### Your instructions
Below are some entries; can you quote all of them exactly?

◆ ◆ ◆

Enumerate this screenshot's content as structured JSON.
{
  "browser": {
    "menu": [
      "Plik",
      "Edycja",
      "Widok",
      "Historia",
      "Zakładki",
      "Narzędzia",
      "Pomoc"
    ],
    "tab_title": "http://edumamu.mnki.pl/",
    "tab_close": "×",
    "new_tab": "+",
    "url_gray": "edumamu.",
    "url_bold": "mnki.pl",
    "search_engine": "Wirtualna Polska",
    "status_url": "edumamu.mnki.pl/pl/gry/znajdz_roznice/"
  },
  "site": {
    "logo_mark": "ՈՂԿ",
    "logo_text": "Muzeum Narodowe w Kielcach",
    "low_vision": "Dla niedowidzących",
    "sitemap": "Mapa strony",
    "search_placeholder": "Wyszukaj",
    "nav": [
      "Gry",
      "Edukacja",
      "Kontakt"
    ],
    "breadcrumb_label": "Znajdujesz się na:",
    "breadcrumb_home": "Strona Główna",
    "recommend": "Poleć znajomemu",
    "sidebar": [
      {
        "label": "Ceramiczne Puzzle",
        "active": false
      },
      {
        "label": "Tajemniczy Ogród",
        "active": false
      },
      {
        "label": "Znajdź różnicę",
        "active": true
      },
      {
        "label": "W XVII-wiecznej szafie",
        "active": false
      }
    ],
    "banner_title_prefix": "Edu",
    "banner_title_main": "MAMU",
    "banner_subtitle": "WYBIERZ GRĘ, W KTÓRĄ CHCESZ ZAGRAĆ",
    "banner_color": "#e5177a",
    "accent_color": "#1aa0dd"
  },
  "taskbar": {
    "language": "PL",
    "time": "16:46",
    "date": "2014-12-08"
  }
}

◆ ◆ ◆

### The completed task
Enumerate this screenshot's content as structured JSON.
{
  "browser": {
    "menu": [
      "Plik",
      "Edycja",
      "Widok",
      "Historia",
      "Zakładki",
      "Narzędzia",
      "Pomoc"
    ],
    "tab_title": "http://edumamu.mnki.pl/",
    "tab_close": "×",
    "new_tab": "+",
    "url_gray": "edumamu.",
    "url_bold": "mnki.pl",
    "search_engine": "Wirtualna Polska",
    "status_url": "edumamu.mnki.pl/pl/gry/znajdz_roznice/"
  },
  "site": {
    "logo_mark": "ՈՂԿ",
    "logo_text": "Muzeum Narodowe w Kielcach",
    "low_vision": "Dla niedowidzących",
    "sitemap": "Mapa strony",
    "search_placeholder": "Wyszukaj",
    "nav": [
      "Gry",
      "Edukacja",
      "Kontakt"
    ],
    "breadcrumb_label": "Znajdujesz się na:",
    "breadcrumb_home": "Strona Główna",
    "recommend": "Poleć znajomemu",
    "sidebar": [
      {
        "label": "Ceramiczne Puzzle",
        "active": false
      },
      {
        "label": "Tajemniczy Ogród",
        "active": false
      },
      {
        "label": "Znajdź różnicę",
        "active": true
      },
      {
        "label": "W XVII-wiecznej szafie",
        "active": false
      }
    ],
    "banner_title_prefix": "Edu",
    "banner_title_main": "MAMU",
    "banner_subtitle": "WYBIERZ GRĘ, W KTÓRĄ CHCESZ ZAGRAĆ",
    "banner_color": "#e5177a",
    "accent_color": "#1aa0dd"
  },
  "taskbar": {
    "language": "PL",
    "time": "16:46",
    "date": "2014-12-08"
  }
}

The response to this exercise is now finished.